The illegal macaque trade became apparent in the late 1990s, after zoological parks and sanctuaries in Europe noticed a significant increase in numbers of Barbary Macaques offered to zoos by ex-owners or seized by law enforcement authorities, mainly in France, Belgium, Spain, Germany and the Netherlands. The trade in Barbary Macaques is illegal in Morocco without a permit, although the laws are poorly enforced.
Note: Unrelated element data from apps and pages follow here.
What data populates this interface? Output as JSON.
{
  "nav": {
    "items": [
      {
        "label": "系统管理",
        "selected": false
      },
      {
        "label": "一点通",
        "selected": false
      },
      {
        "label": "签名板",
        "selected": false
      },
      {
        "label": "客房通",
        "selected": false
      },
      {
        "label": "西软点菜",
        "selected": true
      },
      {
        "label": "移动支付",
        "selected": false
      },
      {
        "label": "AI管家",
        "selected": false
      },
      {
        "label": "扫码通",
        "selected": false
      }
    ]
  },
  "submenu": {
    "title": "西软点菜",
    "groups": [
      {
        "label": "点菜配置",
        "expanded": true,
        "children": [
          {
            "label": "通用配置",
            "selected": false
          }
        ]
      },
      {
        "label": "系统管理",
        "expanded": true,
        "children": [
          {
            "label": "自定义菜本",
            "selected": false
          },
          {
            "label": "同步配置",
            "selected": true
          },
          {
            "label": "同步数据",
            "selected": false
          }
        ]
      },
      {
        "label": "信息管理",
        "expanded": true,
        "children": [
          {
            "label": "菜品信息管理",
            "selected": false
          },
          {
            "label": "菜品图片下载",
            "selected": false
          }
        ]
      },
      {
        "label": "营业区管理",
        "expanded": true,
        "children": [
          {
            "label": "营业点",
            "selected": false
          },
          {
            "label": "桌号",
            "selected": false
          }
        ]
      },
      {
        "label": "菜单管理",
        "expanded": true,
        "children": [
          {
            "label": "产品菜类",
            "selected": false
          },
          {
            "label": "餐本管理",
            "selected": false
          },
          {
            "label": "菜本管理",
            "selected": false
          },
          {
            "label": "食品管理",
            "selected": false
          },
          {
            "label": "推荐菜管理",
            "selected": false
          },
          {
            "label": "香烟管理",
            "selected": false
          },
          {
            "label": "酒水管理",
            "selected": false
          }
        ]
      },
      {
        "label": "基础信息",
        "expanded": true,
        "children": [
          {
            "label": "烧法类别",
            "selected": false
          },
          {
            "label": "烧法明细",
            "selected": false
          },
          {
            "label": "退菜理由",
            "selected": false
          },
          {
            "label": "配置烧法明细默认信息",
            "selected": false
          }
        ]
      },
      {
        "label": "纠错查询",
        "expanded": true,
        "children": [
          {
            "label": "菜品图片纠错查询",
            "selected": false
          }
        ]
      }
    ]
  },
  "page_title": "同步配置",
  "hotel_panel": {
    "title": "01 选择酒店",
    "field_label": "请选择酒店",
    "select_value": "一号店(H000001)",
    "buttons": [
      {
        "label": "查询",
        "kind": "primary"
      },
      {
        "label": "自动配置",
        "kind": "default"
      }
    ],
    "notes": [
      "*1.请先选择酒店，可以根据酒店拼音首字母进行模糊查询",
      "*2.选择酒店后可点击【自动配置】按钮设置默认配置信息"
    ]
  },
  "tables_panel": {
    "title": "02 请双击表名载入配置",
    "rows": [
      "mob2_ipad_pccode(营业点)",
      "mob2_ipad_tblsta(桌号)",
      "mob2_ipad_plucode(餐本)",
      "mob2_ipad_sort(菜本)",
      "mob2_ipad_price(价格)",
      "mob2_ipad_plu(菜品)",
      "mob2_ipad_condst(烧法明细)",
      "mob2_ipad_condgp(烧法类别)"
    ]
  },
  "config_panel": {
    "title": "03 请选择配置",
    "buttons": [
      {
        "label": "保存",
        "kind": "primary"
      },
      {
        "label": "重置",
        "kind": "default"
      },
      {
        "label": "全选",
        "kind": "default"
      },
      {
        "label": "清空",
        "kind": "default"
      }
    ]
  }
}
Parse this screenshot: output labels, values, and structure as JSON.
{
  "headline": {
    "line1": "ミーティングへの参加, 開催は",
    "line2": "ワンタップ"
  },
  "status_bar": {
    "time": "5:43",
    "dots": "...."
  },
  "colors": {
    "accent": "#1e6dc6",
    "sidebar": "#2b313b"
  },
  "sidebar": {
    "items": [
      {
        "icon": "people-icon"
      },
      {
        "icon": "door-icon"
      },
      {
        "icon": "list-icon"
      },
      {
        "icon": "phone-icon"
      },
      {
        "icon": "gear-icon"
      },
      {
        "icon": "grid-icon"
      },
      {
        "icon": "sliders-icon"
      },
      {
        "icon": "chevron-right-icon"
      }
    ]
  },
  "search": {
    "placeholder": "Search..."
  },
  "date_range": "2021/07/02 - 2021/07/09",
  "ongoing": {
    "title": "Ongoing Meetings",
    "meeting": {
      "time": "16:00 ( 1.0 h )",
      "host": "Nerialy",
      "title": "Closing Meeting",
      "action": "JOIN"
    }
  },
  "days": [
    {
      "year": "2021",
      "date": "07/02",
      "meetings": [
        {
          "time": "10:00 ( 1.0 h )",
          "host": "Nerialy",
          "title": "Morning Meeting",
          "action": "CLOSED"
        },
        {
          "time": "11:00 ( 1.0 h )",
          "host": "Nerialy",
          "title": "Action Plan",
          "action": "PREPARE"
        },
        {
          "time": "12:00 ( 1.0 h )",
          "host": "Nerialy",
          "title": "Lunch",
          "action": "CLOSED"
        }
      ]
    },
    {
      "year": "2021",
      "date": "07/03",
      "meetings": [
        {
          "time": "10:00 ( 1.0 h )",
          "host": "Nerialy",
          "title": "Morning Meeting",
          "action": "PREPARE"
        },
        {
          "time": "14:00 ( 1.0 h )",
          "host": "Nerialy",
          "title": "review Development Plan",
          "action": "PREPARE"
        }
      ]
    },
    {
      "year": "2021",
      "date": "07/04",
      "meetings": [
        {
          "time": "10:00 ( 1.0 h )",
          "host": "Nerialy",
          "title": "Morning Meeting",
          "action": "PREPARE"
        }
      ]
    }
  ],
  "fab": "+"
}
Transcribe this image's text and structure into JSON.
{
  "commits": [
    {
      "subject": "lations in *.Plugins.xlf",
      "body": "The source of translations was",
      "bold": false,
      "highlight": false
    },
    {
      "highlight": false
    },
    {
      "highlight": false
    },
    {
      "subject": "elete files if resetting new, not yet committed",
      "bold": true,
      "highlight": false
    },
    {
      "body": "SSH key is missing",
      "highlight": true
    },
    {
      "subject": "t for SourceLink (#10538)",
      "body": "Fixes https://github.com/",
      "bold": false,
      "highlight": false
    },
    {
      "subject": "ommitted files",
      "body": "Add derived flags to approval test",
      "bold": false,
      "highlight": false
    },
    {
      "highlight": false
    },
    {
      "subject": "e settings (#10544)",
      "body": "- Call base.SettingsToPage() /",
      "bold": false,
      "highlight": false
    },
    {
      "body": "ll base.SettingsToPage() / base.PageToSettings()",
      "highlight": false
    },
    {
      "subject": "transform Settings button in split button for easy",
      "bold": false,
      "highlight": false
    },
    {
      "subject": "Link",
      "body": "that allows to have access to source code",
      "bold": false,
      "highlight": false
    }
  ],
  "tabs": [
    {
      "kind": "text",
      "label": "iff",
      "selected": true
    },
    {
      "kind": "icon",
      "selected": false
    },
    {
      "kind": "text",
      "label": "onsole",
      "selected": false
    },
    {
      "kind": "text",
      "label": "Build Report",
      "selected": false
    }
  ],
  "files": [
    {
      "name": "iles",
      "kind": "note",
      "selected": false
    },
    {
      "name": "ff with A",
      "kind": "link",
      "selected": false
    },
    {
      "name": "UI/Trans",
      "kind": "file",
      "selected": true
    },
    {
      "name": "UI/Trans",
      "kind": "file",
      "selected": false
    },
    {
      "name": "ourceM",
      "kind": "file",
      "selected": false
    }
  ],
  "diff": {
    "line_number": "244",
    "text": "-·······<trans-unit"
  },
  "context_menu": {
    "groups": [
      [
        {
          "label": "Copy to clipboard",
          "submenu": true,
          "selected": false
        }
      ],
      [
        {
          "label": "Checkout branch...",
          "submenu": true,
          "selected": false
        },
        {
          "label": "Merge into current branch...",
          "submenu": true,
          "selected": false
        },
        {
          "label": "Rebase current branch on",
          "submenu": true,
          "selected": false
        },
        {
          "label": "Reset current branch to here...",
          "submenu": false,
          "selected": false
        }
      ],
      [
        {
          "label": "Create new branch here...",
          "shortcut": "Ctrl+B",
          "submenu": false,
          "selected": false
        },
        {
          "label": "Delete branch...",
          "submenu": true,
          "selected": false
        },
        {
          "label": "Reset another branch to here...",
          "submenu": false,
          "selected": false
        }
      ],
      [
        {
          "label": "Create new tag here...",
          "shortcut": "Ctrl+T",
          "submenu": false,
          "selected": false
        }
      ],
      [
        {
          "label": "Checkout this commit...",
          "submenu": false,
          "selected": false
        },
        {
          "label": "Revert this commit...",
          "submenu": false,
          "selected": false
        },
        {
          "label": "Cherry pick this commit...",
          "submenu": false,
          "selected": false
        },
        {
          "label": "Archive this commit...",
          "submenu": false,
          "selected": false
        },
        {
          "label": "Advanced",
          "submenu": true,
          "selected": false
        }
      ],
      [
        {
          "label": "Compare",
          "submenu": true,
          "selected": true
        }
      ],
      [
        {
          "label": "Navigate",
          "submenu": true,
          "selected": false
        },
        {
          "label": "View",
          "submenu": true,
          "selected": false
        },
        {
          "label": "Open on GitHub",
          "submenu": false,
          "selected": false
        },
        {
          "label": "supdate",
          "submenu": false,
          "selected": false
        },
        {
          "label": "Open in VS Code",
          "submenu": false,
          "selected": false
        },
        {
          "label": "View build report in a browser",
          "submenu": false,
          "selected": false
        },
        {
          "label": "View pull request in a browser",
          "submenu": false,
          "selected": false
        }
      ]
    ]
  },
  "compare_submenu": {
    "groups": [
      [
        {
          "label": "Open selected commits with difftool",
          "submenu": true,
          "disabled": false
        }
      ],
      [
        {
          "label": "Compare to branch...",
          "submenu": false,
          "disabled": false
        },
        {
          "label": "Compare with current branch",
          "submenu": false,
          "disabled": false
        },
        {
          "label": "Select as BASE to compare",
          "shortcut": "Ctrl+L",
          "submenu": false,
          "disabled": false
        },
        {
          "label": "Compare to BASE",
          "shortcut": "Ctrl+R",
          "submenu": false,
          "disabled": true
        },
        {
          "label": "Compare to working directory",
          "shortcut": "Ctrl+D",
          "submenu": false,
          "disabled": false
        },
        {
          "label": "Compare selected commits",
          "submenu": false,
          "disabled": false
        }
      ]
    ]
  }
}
The EU has suspended imports of wild macaques since 2000.
Bandar Seri Begawan, Brunei Darussalam, 29 April 2008—The Department of Agriculture, Ministry of Industry & Primary Resources, this week hosts Brunei Darussalam’s first Wildlife Trade Regulation training workshop as part of the country’s commitment to tackle organized poaching and trafficking of wild animals and plants in Southeast Asia.
Dato Paduka Haji Mohd Hamid bin Haji Mohd Jaafar, Permanent Secretary of the Ministry of Industry and Primary Resources, during his opening address, said that the workshop was relevant to the policies of the Government of Brunei Darussalam relating to the conservation of biodiversity, industry and sustainable use.
Kuala Lumpur, Malaysia, 25 April 2008—Thailand is a major hub for the international trade in illegal freshwater turtles and tortoises, finds a new report, Pet freshwater turtle and tortoise trade in Chatuchak Market, Bangkok, Thailand, launched today by TRAFFIC, the wildlife monitoring network, a joint programme of WWF and IUCN.
Surveys of Chatuchak Market (also known as the JJ or Weekend Market) by TRAFFIC investigators found that 25 out of 27 freshwater turtle and tortoise species for sale were non-native, the vast majority of them illegally imported into the country.
“Dealers stated openly that many specimens were smuggled into and out of Thailand,” said Chris R. Shepherd, Senior Programme Officer for TRAFFIC Southeast Asia. “They even offered potential buyers advice on how to smuggle reptiles through customs and onto aeroplanes.”
Dar es Salaam, Tanzania, 10 April 2008—Seventeen non-governmental organisations today signed a milestone agreement to launch the Mama Misitu campaign, aimed at tackling corruption and mismanagement in Tanzania’s forestry sector.
Professor Wangari Maathai, winner of the Nobel Peace Prize in 2004 for her contribution to sustainable development, democracy and peace, formally launched the campaign in Dar es Salaam.
Mama Misitu was initiated following the release of TRAFFIC’s seminal report into the forestry sector in Tanzania last May, which provided evidence that illegal logging and weak forest governance was costing Tanzania billions of shillings in lost revenue each year as well as threatening some of the nation’s unique biodiversity.
Losses of up to USD58 million were estimated in 2005 alone—the equivalent of building 1,933 primary schools—and a culture of corruption has plagued the natural resources sector made worse by low awareness at many levels of the relevant legal and policy tools.